+++ Source material

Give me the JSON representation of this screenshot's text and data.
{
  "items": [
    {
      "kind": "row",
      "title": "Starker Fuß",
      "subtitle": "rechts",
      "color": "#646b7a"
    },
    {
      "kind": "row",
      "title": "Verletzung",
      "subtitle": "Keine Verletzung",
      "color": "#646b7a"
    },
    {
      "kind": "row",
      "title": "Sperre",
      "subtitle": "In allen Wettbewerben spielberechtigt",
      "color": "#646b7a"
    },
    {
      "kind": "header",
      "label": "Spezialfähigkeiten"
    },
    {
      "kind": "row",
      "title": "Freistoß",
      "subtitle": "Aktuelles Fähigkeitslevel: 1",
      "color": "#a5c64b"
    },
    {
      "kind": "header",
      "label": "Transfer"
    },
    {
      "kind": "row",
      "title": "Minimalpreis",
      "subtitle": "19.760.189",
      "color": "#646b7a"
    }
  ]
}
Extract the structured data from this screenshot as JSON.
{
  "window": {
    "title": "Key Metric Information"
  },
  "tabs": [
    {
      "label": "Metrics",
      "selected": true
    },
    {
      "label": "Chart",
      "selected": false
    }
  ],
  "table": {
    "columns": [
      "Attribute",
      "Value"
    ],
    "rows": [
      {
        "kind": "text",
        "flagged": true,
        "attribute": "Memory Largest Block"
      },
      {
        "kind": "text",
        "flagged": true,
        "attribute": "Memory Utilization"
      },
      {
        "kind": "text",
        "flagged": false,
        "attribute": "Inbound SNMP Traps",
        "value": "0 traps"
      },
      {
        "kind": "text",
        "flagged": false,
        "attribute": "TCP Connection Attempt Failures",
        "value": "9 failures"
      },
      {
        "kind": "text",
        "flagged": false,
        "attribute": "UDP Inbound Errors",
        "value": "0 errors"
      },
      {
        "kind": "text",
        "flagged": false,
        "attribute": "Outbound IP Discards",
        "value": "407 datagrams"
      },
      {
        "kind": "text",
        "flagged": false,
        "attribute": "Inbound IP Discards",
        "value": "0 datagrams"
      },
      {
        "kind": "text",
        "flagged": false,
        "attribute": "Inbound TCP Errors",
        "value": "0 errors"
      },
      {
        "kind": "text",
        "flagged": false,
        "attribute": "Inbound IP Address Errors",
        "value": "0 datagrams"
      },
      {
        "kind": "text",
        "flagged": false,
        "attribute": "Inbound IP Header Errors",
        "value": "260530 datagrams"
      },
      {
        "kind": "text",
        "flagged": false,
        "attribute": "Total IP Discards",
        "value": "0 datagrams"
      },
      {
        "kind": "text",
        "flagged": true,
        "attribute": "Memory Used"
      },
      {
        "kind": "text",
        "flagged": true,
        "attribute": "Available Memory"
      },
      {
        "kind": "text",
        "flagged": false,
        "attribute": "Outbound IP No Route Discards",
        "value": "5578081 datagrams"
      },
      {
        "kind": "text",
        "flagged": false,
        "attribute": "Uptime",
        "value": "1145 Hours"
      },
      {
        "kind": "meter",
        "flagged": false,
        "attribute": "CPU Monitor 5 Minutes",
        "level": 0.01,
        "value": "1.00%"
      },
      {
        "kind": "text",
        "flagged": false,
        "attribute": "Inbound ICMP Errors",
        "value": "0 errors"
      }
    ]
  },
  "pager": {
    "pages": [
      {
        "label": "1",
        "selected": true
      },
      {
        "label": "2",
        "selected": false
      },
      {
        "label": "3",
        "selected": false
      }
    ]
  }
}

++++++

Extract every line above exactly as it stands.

## Result of the task
Give me the JSON representation of this screenshot's text and data.
{
  "items": [
    {
      "kind": "row",
      "title": "Starker Fuß",
      "subtitle": "rechts",
      "color": "#646b7a"
    },
    {
      "kind": "row",
      "title": "Verletzung",
      "subtitle": "Keine Verletzung",
      "color": "#646b7a"
    },
    {
      "kind": "row",
      "title": "Sperre",
      "subtitle": "In allen Wettbewerben spielberechtigt",
      "color": "#646b7a"
    },
    {
      "kind": "header",
      "label": "Spezialfähigkeiten"
    },
    {
      "kind": "row",
      "title": "Freistoß",
      "subtitle": "Aktuelles Fähigkeitslevel: 1",
      "color": "#a5c64b"
    },
    {
      "kind": "header",
      "label": "Transfer"
    },
    {
      "kind": "row",
      "title": "Minimalpreis",
      "subtitle": "19.760.189",
      "color": "#646b7a"
    }
  ]
}
Extract the structured data from this screenshot as JSON.
{
  "window": {
    "title": "Key Metric Information"
  },
  "tabs": [
    {
      "label": "Metrics",
      "selected": true
    },
    {
      "label": "Chart",
      "selected": false
    }
  ],
  "table": {
    "columns": [
      "Attribute",
      "Value"
    ],
    "rows": [
      {
        "kind": "text",
        "flagged": true,
        "attribute": "Memory Largest Block"
      },
      {
        "kind": "text",
        "flagged": true,
        "attribute": "Memory Utilization"
      },
      {
        "kind": "text",
        "flagged": false,
        "attribute": "Inbound SNMP Traps",
        "value": "0 traps"
      },
      {
        "kind": "text",
        "flagged": false,
        "attribute": "TCP Connection Attempt Failures",
        "value": "9 failures"
      },
      {
        "kind": "text",
        "flagged": false,
        "attribute": "UDP Inbound Errors",
        "value": "0 errors"
      },
      {
        "kind": "text",
        "flagged": false,
        "attribute": "Outbound IP Discards",
        "value": "407 datagrams"
      },
      {
        "kind": "text",
        "flagged": false,
        "attribute": "Inbound IP Discards",
        "value": "0 datagrams"
      },
      {
        "kind": "text",
        "flagged": false,
        "attribute": "Inbound TCP Errors",
        "value": "0 errors"
      },
      {
        "kind": "text",
        "flagged": false,
        "attribute": "Inbound IP Address Errors",
        "value": "0 datagrams"
      },
      {
        "kind": "text",
        "flagged": false,
        "attribute": "Inbound IP Header Errors",
        "value": "260530 datagrams"
      },
      {
        "kind": "text",
        "flagged": false,
        "attribute": "Total IP Discards",
        "value": "0 datagrams"
      },
      {
        "kind": "text",
        "flagged": true,
        "attribute": "Memory Used"
      },
      {
        "kind": "text",
        "flagged": true,
        "attribute": "Available Memory"
      },
      {
        "kind": "text",
        "flagged": false,
        "attribute": "Outbound IP No Route Discards",
        "value": "5578081 datagrams"
      },
      {
        "kind": "text",
        "flagged": false,
        "attribute": "Uptime",
        "value": "1145 Hours"
      },
      {
        "kind": "meter",
        "flagged": false,
        "attribute": "CPU Monitor 5 Minutes",
        "level": 0.01,
        "value": "1.00%"
      },
      {
        "kind": "text",
        "flagged": false,
        "attribute": "Inbound ICMP Errors",
        "value": "0 errors"
      }
    ]
  },
  "pager": {
    "pages": [
      {
        "label": "1",
        "selected": true
      },
      {
        "label": "2",
        "selected": false
      },
      {
        "label": "3",
        "selected": false
      }
    ]
  }
}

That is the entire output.